→ **AIM OF THE TASK**: Where does the string "data" occur in the records? Copy each line that holds it.

→ **INFORMATION SUPPLIED**:
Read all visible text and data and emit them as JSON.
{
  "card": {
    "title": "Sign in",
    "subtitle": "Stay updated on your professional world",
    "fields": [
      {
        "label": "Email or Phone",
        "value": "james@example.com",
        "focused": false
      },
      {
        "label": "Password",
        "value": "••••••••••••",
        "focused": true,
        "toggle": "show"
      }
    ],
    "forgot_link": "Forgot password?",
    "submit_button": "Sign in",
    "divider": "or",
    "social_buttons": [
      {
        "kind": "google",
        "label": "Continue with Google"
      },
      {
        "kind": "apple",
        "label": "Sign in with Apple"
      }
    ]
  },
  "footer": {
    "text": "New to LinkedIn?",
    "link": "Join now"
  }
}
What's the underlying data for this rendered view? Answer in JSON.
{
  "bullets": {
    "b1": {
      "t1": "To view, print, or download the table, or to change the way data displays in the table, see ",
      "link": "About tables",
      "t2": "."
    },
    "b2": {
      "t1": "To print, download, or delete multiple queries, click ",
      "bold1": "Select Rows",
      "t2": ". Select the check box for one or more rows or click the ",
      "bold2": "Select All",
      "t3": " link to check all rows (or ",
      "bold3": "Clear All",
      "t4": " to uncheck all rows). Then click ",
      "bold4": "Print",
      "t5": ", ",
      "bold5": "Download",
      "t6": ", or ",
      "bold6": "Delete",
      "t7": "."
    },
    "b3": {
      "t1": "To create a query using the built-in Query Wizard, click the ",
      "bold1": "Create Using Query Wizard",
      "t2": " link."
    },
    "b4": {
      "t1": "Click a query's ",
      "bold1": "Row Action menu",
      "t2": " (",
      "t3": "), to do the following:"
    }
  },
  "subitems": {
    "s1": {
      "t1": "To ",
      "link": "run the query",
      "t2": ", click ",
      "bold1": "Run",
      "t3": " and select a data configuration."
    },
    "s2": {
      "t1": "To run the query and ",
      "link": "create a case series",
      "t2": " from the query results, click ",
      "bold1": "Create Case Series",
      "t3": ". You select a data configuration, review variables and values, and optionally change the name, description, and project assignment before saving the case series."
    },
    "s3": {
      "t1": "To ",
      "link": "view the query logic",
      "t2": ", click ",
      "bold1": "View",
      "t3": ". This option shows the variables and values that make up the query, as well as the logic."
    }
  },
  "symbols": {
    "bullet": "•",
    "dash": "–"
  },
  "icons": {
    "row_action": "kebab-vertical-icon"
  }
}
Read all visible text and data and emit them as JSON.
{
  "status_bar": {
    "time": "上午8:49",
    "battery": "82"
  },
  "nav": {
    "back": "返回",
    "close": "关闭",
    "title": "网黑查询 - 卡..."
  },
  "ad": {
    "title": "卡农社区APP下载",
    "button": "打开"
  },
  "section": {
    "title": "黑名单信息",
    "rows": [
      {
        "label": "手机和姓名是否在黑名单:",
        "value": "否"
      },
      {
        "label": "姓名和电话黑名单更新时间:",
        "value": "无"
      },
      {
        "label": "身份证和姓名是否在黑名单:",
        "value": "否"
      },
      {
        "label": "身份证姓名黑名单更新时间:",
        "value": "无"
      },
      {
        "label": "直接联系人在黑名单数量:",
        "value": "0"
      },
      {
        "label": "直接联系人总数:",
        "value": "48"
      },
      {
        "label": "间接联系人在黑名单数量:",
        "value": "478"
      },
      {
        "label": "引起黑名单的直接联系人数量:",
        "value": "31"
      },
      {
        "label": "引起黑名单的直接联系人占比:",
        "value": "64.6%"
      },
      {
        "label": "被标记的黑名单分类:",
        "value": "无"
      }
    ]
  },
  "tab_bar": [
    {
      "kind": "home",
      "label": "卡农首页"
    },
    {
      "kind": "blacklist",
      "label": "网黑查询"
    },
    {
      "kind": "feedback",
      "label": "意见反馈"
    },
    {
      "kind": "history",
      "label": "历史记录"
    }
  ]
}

→ **RESPONSE TO THIS TASK**:
Read all visible text and data and emit them as JSON.
What's the underlying data for this rendered view? Answer in JSON.
      "t1": "To view, print, or download the table, or to change the way data displays in the table, see ",
      "t3": " and select a data configuration."
      "t3": ". You select a data configuration, review variables and values, and optionally change the name, description, and project assignment before saving the case series."
Read all visible text and data and emit them as JSON.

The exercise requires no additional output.